Investigate and develop emerging methodologies
Strategically employ and develop current and emerging methods of working in informal settlements:
The following themes were identified as key concepts for the studios. Each theme held a potential scale and time-frame for action planning considerations i.e. short-medium-long term strategies at dwelling scale, interface scale, system scale, settlement scale, regional scale etc.
Developing a grounded and critical understanding of ‘on the ground’ realities with, and for, the residents. This understanding is aimed at promoting spatial justice through social, economic, political and physical factors as influences in aformal scenarios.
Settlements that promote sustainable and equitable dwelling (living) through social, economic and communal opportunity through the planning for; improvement of systems, spaces and places that allow equitable co-existence. A focus on housing, services and healthcare
The co-production of visions, action plans and joint objectives towards short, medium and long-term potentials.
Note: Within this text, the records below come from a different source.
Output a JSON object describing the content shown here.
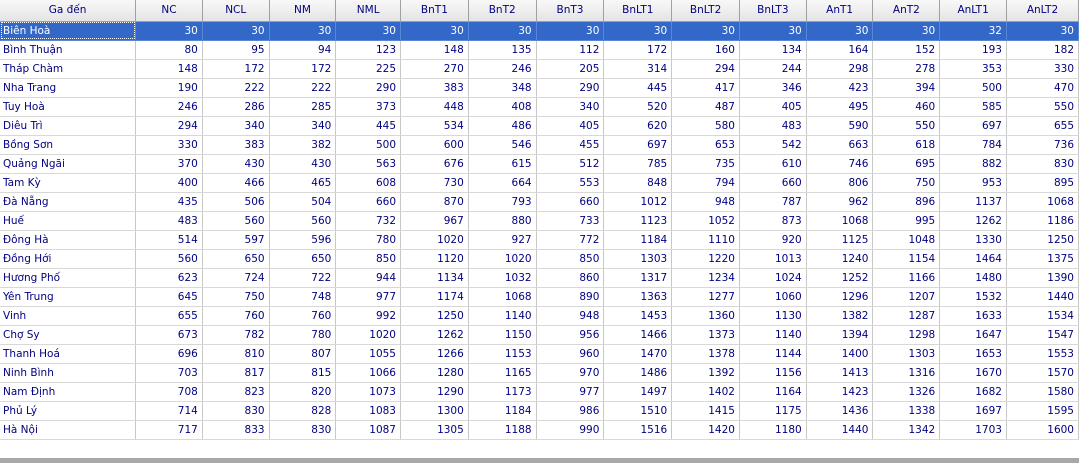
{
  "columns": [
    "Ga đến",
    "NC",
    "NCL",
    "NM",
    "NML",
    "BnT1",
    "BnT2",
    "BnT3",
    "BnLT1",
    "BnLT2",
    "BnLT3",
    "AnT1",
    "AnT2",
    "AnLT1",
    "AnLT2"
  ],
  "selected_row": 0,
  "rows": [
    {
      "station": "Biên Hoà",
      "values": [
        "30",
        "30",
        "30",
        "30",
        "30",
        "30",
        "30",
        "30",
        "30",
        "30",
        "30",
        "30",
        "32",
        "30"
      ]
    },
    {
      "station": "Bình Thuận",
      "values": [
        "80",
        "95",
        "94",
        "123",
        "148",
        "135",
        "112",
        "172",
        "160",
        "134",
        "164",
        "152",
        "193",
        "182"
      ]
    },
    {
      "station": "Tháp Chàm",
      "values": [
        "148",
        "172",
        "172",
        "225",
        "270",
        "246",
        "205",
        "314",
        "294",
        "244",
        "298",
        "278",
        "353",
        "330"
      ]
    },
    {
      "station": "Nha Trang",
      "values": [
        "190",
        "222",
        "222",
        "290",
        "383",
        "348",
        "290",
        "445",
        "417",
        "346",
        "423",
        "394",
        "500",
        "470"
      ]
    },
    {
      "station": "Tuy Hoà",
      "values": [
        "246",
        "286",
        "285",
        "373",
        "448",
        "408",
        "340",
        "520",
        "487",
        "405",
        "495",
        "460",
        "585",
        "550"
      ]
    },
    {
      "station": "Diêu Trì",
      "values": [
        "294",
        "340",
        "340",
        "445",
        "534",
        "486",
        "405",
        "620",
        "580",
        "483",
        "590",
        "550",
        "697",
        "655"
      ]
    },
    {
      "station": "Bồng Sơn",
      "values": [
        "330",
        "383",
        "382",
        "500",
        "600",
        "546",
        "455",
        "697",
        "653",
        "542",
        "663",
        "618",
        "784",
        "736"
      ]
    },
    {
      "station": "Quảng Ngãi",
      "values": [
        "370",
        "430",
        "430",
        "563",
        "676",
        "615",
        "512",
        "785",
        "735",
        "610",
        "746",
        "695",
        "882",
        "830"
      ]
    },
    {
      "station": "Tam Kỳ",
      "values": [
        "400",
        "466",
        "465",
        "608",
        "730",
        "664",
        "553",
        "848",
        "794",
        "660",
        "806",
        "750",
        "953",
        "895"
      ]
    },
    {
      "station": "Đà Nẵng",
      "values": [
        "435",
        "506",
        "504",
        "660",
        "870",
        "793",
        "660",
        "1012",
        "948",
        "787",
        "962",
        "896",
        "1137",
        "1068"
      ]
    },
    {
      "station": "Huế",
      "values": [
        "483",
        "560",
        "560",
        "732",
        "967",
        "880",
        "733",
        "1123",
        "1052",
        "873",
        "1068",
        "995",
        "1262",
        "1186"
      ]
    },
    {
      "station": "Đông Hà",
      "values": [
        "514",
        "597",
        "596",
        "780",
        "1020",
        "927",
        "772",
        "1184",
        "1110",
        "920",
        "1125",
        "1048",
        "1330",
        "1250"
      ]
    },
    {
      "station": "Đồng Hới",
      "values": [
        "560",
        "650",
        "650",
        "850",
        "1120",
        "1020",
        "850",
        "1303",
        "1220",
        "1013",
        "1240",
        "1154",
        "1464",
        "1375"
      ]
    },
    {
      "station": "Hương Phố",
      "values": [
        "623",
        "724",
        "722",
        "944",
        "1134",
        "1032",
        "860",
        "1317",
        "1234",
        "1024",
        "1252",
        "1166",
        "1480",
        "1390"
      ]
    },
    {
      "station": "Yên Trung",
      "values": [
        "645",
        "750",
        "748",
        "977",
        "1174",
        "1068",
        "890",
        "1363",
        "1277",
        "1060",
        "1296",
        "1207",
        "1532",
        "1440"
      ]
    },
    {
      "station": "Vinh",
      "values": [
        "655",
        "760",
        "760",
        "992",
        "1250",
        "1140",
        "948",
        "1453",
        "1360",
        "1130",
        "1382",
        "1287",
        "1633",
        "1534"
      ]
    },
    {
      "station": "Chợ Sy",
      "values": [
        "673",
        "782",
        "780",
        "1020",
        "1262",
        "1150",
        "956",
        "1466",
        "1373",
        "1140",
        "1394",
        "1298",
        "1647",
        "1547"
      ]
    },
    {
      "station": "Thanh Hoá",
      "values": [
        "696",
        "810",
        "807",
        "1055",
        "1266",
        "1153",
        "960",
        "1470",
        "1378",
        "1144",
        "1400",
        "1303",
        "1653",
        "1553"
      ]
    },
    {
      "station": "Ninh Bình",
      "values": [
        "703",
        "817",
        "815",
        "1066",
        "1280",
        "1165",
        "970",
        "1486",
        "1392",
        "1156",
        "1413",
        "1316",
        "1670",
        "1570"
      ]
    },
    {
      "station": "Nam Định",
      "values": [
        "708",
        "823",
        "820",
        "1073",
        "1290",
        "1173",
        "977",
        "1497",
        "1402",
        "1164",
        "1423",
        "1326",
        "1682",
        "1580"
      ]
    },
    {
      "station": "Phủ Lý",
      "values": [
        "714",
        "830",
        "828",
        "1083",
        "1300",
        "1184",
        "986",
        "1510",
        "1415",
        "1175",
        "1436",
        "1338",
        "1697",
        "1595"
      ]
    },
    {
      "station": "Hà Nội",
      "values": [
        "717",
        "833",
        "830",
        "1087",
        "1305",
        "1188",
        "990",
        "1516",
        "1420",
        "1180",
        "1440",
        "1342",
        "1703",
        "1600"
      ]
    }
  ]
}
Community action plans as mobilising elements for spatial justice and humane environments.
Within each of these key themes the following (more quantative and qualitative) considerations have been identified as sub-focuses: (Note: a diagram of this matrix will be included in the studio info pack)
Wellbeing/healthscapes (A rhizomatic healthscape is defined as non-fixed health provision which minimises obduracy (inflexibility) and follows open building theory (Habraken), and extending it to design scales around and above architecture.)